» What you should do
The records below must be reproduced exactly. Strip out the pictures.

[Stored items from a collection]
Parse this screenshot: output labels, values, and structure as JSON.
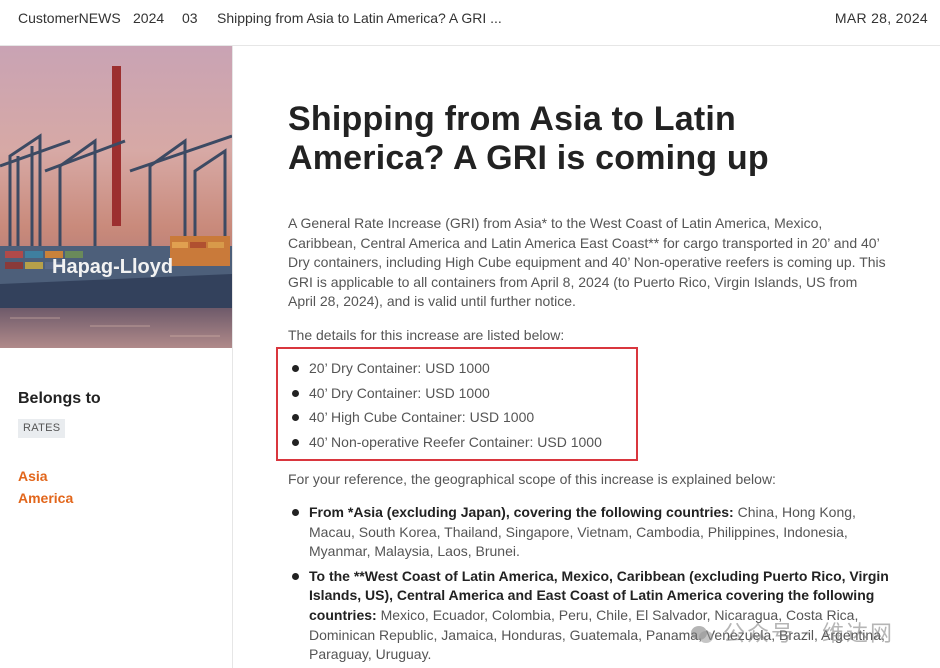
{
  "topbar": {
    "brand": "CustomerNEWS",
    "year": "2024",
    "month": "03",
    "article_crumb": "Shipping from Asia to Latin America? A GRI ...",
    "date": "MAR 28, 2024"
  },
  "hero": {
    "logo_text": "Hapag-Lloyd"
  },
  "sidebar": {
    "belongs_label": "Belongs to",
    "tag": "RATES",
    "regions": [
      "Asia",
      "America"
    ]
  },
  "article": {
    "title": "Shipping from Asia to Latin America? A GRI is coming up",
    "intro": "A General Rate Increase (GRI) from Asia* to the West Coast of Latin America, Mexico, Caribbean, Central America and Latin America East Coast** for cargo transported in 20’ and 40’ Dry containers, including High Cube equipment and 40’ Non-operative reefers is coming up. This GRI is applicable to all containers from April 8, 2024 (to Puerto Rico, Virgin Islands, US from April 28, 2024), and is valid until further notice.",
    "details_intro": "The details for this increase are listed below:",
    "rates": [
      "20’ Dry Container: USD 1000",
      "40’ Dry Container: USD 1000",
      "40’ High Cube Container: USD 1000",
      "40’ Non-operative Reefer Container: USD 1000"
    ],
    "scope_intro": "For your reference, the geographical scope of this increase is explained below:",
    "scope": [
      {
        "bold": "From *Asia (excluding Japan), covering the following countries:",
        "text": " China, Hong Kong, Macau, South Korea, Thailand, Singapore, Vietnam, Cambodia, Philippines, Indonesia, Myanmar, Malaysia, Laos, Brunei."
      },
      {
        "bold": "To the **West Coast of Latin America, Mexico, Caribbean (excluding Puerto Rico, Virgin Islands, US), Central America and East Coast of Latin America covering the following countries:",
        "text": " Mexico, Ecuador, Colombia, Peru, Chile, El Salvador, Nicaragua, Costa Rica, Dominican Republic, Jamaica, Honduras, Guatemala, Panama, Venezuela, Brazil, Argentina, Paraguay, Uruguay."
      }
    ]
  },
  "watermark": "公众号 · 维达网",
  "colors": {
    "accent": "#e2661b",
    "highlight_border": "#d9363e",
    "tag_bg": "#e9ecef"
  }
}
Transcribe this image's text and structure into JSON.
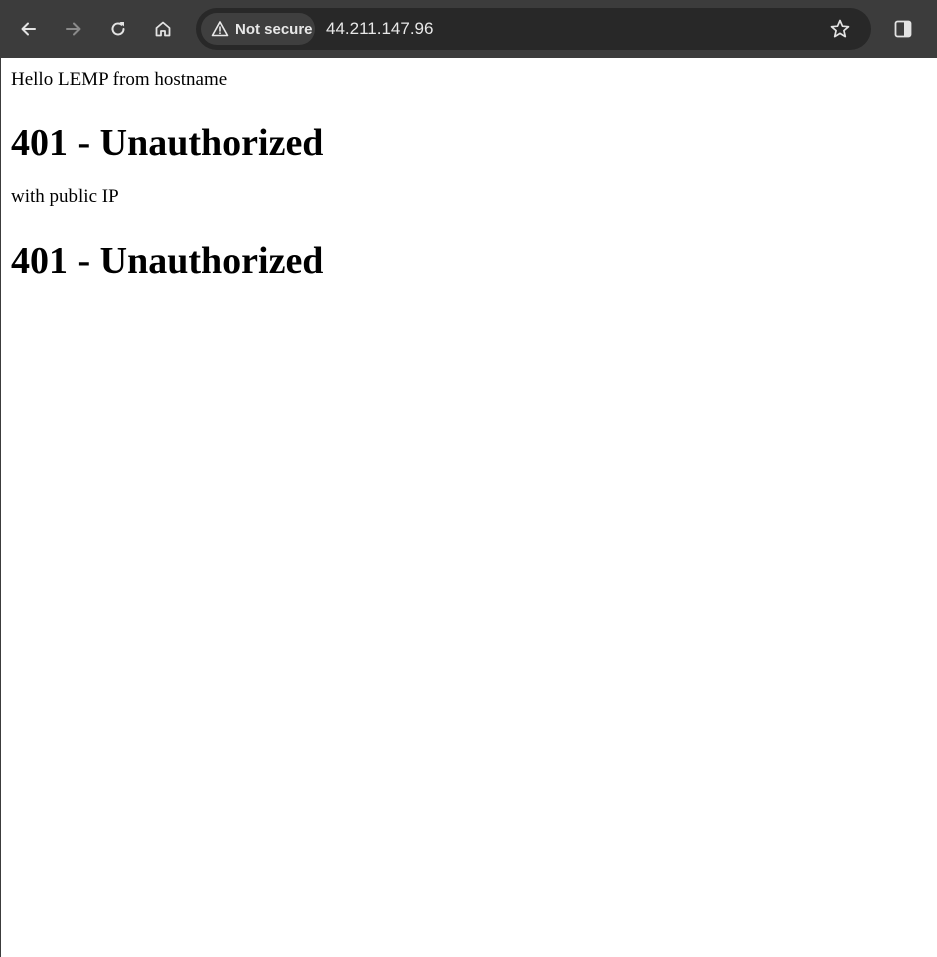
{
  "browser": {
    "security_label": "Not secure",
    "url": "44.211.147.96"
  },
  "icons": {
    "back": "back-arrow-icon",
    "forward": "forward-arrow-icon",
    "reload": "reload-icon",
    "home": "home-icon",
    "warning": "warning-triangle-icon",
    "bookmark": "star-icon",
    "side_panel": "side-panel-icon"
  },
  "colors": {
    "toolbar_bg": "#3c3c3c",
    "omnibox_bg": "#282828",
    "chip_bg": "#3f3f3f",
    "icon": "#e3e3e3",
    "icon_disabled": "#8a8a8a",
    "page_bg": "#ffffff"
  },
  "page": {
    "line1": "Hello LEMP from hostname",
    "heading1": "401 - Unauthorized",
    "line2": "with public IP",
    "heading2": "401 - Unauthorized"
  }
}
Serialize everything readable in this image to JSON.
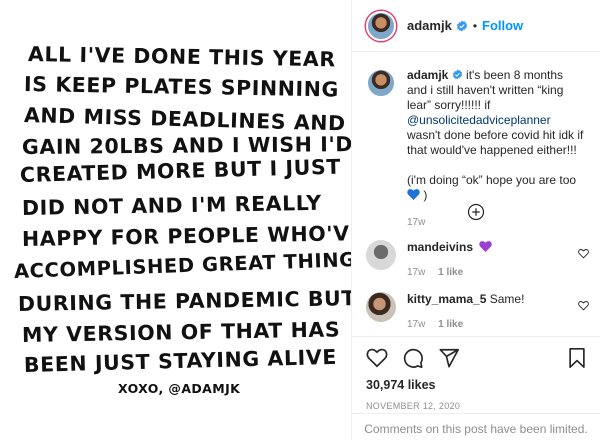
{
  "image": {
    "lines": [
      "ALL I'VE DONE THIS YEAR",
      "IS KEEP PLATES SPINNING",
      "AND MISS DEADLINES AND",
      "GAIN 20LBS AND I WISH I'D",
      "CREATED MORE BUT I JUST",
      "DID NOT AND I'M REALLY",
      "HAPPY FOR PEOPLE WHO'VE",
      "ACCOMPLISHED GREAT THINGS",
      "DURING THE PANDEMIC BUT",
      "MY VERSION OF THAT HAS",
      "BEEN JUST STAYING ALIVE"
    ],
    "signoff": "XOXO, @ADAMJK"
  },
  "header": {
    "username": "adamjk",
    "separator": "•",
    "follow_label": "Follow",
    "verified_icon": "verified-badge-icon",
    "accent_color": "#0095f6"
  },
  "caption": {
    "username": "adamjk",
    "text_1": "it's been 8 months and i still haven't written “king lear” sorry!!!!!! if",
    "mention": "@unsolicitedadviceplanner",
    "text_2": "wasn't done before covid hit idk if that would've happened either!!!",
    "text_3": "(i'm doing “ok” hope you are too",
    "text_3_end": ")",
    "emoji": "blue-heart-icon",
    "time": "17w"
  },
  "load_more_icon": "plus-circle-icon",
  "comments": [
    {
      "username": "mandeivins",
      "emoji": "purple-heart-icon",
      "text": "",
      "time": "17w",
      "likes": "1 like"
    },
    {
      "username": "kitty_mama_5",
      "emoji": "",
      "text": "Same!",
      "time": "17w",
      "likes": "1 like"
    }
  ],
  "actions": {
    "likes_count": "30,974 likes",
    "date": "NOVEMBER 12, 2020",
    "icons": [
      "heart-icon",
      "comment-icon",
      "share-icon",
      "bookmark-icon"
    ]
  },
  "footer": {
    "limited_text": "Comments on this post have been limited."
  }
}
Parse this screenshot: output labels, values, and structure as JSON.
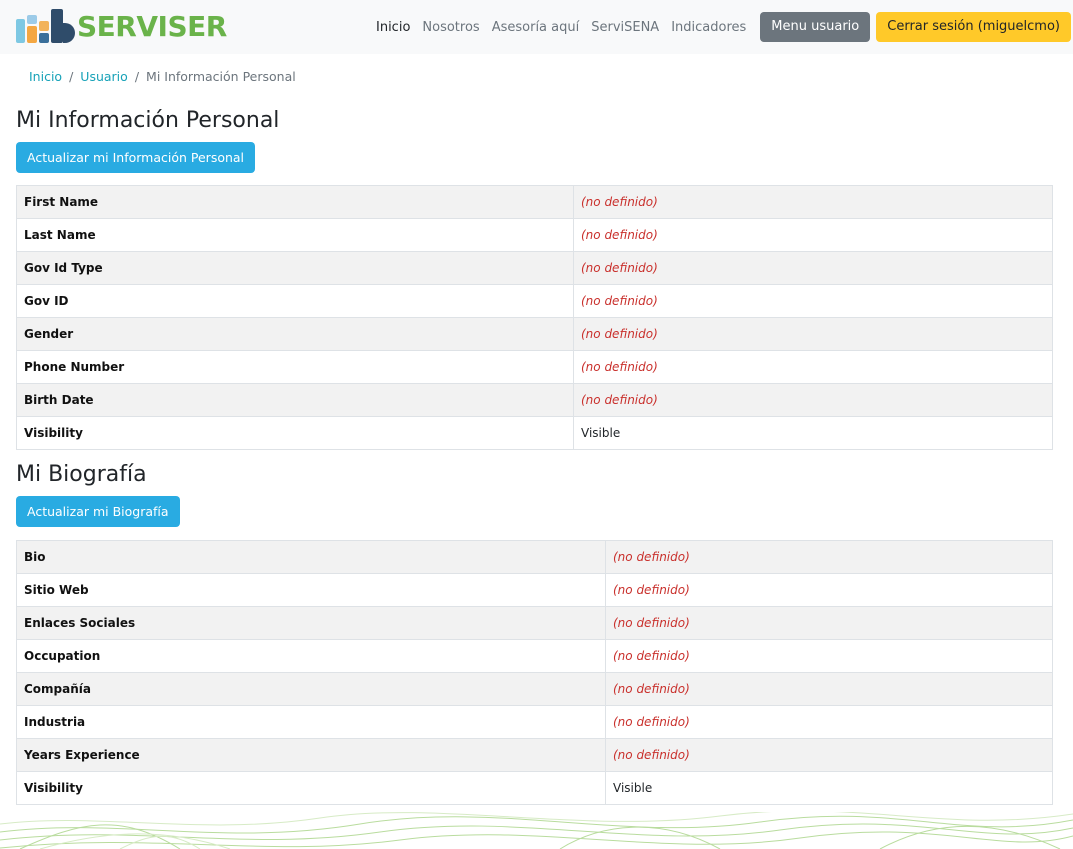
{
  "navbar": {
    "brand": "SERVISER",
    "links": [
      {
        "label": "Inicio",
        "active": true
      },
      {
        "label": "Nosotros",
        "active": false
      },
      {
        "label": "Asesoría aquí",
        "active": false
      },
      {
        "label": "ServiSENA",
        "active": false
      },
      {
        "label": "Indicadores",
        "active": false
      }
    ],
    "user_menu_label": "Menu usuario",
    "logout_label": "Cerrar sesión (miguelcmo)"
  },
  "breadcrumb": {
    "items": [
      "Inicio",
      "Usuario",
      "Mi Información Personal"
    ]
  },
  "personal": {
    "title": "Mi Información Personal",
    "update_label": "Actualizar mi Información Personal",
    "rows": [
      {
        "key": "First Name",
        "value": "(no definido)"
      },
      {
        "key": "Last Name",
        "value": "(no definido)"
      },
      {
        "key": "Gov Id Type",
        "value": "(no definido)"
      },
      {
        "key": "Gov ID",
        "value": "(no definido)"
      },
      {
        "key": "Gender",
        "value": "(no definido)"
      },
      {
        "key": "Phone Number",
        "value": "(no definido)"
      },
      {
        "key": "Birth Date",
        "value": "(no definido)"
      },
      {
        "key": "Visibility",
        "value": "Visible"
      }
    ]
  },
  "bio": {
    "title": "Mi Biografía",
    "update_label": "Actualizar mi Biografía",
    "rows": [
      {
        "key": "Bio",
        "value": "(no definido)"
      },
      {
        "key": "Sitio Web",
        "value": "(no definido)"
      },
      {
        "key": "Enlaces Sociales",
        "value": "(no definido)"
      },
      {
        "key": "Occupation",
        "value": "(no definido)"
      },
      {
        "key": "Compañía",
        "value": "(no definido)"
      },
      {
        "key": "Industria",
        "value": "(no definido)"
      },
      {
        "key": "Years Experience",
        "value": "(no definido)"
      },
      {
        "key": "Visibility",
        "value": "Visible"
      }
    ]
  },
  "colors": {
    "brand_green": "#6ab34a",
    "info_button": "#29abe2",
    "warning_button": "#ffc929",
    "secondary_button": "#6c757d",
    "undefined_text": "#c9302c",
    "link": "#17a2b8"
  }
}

» Answer space
Parse this screenshot: output labels, values, and structure as JSON.
{
  "topbar": {
    "brand": "CustomerNEWS",
    "year": "2024",
    "month": "03",
    "article_crumb": "Shipping from Asia to Latin America? A GRI ...",
    "date": "MAR 28, 2024"
  },
  "hero": {
    "logo_text": "Hapag-Lloyd"
  },
  "sidebar": {
    "belongs_label": "Belongs to",
    "tag": "RATES",
    "regions": [
      "Asia",
      "America"
    ]
  },
  "article": {
    "title": "Shipping from Asia to Latin America? A GRI is coming up",
    "intro": "A General Rate Increase (GRI) from Asia* to the West Coast of Latin America, Mexico, Caribbean, Central America and Latin America East Coast** for cargo transported in 20’ and 40’ Dry containers, including High Cube equipment and 40’ Non-operative reefers is coming up. This GRI is applicable to all containers from April 8, 2024 (to Puerto Rico, Virgin Islands, US from April 28, 2024), and is valid until further notice.",
    "details_intro": "The details for this increase are listed below:",
    "rates": [
      "20’ Dry Container: USD 1000",
      "40’ Dry Container: USD 1000",
      "40’ High Cube Container: USD 1000",
      "40’ Non-operative Reefer Container: USD 1000"
    ],
    "scope_intro": "For your reference, the geographical scope of this increase is explained below:",
    "scope": [
      {
        "bold": "From *Asia (excluding Japan), covering the following countries:",
        "text": " China, Hong Kong, Macau, South Korea, Thailand, Singapore, Vietnam, Cambodia, Philippines, Indonesia, Myanmar, Malaysia, Laos, Brunei."
      },
      {
        "bold": "To the **West Coast of Latin America, Mexico, Caribbean (excluding Puerto Rico, Virgin Islands, US), Central America and East Coast of Latin America covering the following countries:",
        "text": " Mexico, Ecuador, Colombia, Peru, Chile, El Salvador, Nicaragua, Costa Rica, Dominican Republic, Jamaica, Honduras, Guatemala, Panama, Venezuela, Brazil, Argentina, Paraguay, Uruguay."
      }
    ]
  },
  "watermark": "公众号 · 维达网",
  "colors": {
    "accent": "#e2661b",
    "highlight_border": "#d9363e",
    "tag_bg": "#e9ecef"
  }
}
Transcribe this image's text and structure into JSON.
{
  "browser": {
    "security_label": "Not secure",
    "url": "44.211.147.96"
  },
  "icons": {
    "back": "back-arrow-icon",
    "forward": "forward-arrow-icon",
    "reload": "reload-icon",
    "home": "home-icon",
    "warning": "warning-triangle-icon",
    "bookmark": "star-icon",
    "side_panel": "side-panel-icon"
  },
  "colors": {
    "toolbar_bg": "#3c3c3c",
    "omnibox_bg": "#282828",
    "chip_bg": "#3f3f3f",
    "icon": "#e3e3e3",
    "icon_disabled": "#8a8a8a",
    "page_bg": "#ffffff"
  },
  "page": {
    "line1": "Hello LEMP from hostname",
    "heading1": "401 - Unauthorized",
    "line2": "with public IP",
    "heading2": "401 - Unauthorized"
  }
}
Serialize everything readable in this image to JSON.
{
  "image": {
    "lines": [
      "ALL I'VE DONE THIS YEAR",
      "IS KEEP PLATES SPINNING",
      "AND MISS DEADLINES AND",
      "GAIN 20LBS AND I WISH I'D",
      "CREATED MORE BUT I JUST",
      "DID NOT AND I'M REALLY",
      "HAPPY FOR PEOPLE WHO'VE",
      "ACCOMPLISHED GREAT THINGS",
      "DURING THE PANDEMIC BUT",
      "MY VERSION OF THAT HAS",
      "BEEN JUST STAYING ALIVE"
    ],
    "signoff": "XOXO, @ADAMJK"
  },
  "header": {
    "username": "adamjk",
    "separator": "•",
    "follow_label": "Follow",
    "verified_icon": "verified-badge-icon",
    "accent_color": "#0095f6"
  },
  "caption": {
    "username": "adamjk",
    "text_1": "it's been 8 months and i still haven't written “king lear” sorry!!!!!! if",
    "mention": "@unsolicitedadviceplanner",
    "text_2": "wasn't done before covid hit idk if that would've happened either!!!",
    "text_3": "(i'm doing “ok” hope you are too",
    "text_3_end": ")",
    "emoji": "blue-heart-icon",
    "time": "17w"
  },
  "load_more_icon": "plus-circle-icon",
  "comments": [
    {
      "username": "mandeivins",
      "emoji": "purple-heart-icon",
      "text": "",
      "time": "17w",
      "likes": "1 like"
    },
    {
      "username": "kitty_mama_5",
      "emoji": "",
      "text": "Same!",
      "time": "17w",
      "likes": "1 like"
    }
  ],
  "actions": {
    "likes_count": "30,974 likes",
    "date": "NOVEMBER 12, 2020",
    "icons": [
      "heart-icon",
      "comment-icon",
      "share-icon",
      "bookmark-icon"
    ]
  },
  "footer": {
    "limited_text": "Comments on this post have been limited."
  }
}
Parse this screenshot: output labels, values, and structure as JSON.
{
  "navbar": {
    "brand": "SERVISER",
    "links": [
      {
        "label": "Inicio",
        "active": true
      },
      {
        "label": "Nosotros",
        "active": false
      },
      {
        "label": "Asesoría aquí",
        "active": false
      },
      {
        "label": "ServiSENA",
        "active": false
      },
      {
        "label": "Indicadores",
        "active": false
      }
    ],
    "user_menu_label": "Menu usuario",
    "logout_label": "Cerrar sesión (miguelcmo)"
  },
  "breadcrumb": {
    "items": [
      "Inicio",
      "Usuario",
      "Mi Información Personal"
    ]
  },
  "personal": {
    "title": "Mi Información Personal",
    "update_label": "Actualizar mi Información Personal",
    "rows": [
      {
        "key": "First Name",
        "value": "(no definido)"
      },
      {
        "key": "Last Name",
        "value": "(no definido)"
      },
      {
        "key": "Gov Id Type",
        "value": "(no definido)"
      },
      {
        "key": "Gov ID",
        "value": "(no definido)"
      },
      {
        "key": "Gender",
        "value": "(no definido)"
      },
      {
        "key": "Phone Number",
        "value": "(no definido)"
      },
      {
        "key": "Birth Date",
        "value": "(no definido)"
      },
      {
        "key": "Visibility",
        "value": "Visible"
      }
    ]
  },
  "bio": {
    "title": "Mi Biografía",
    "update_label": "Actualizar mi Biografía",
    "rows": [
      {
        "key": "Bio",
        "value": "(no definido)"
      },
      {
        "key": "Sitio Web",
        "value": "(no definido)"
      },
      {
        "key": "Enlaces Sociales",
        "value": "(no definido)"
      },
      {
        "key": "Occupation",
        "value": "(no definido)"
      },
      {
        "key": "Compañía",
        "value": "(no definido)"
      },
      {
        "key": "Industria",
        "value": "(no definido)"
      },
      {
        "key": "Years Experience",
        "value": "(no definido)"
      },
      {
        "key": "Visibility",
        "value": "Visible"
      }
    ]
  },
  "colors": {
    "brand_green": "#6ab34a",
    "info_button": "#29abe2",
    "warning_button": "#ffc929",
    "secondary_button": "#6c757d",
    "undefined_text": "#c9302c",
    "link": "#17a2b8"
  }
}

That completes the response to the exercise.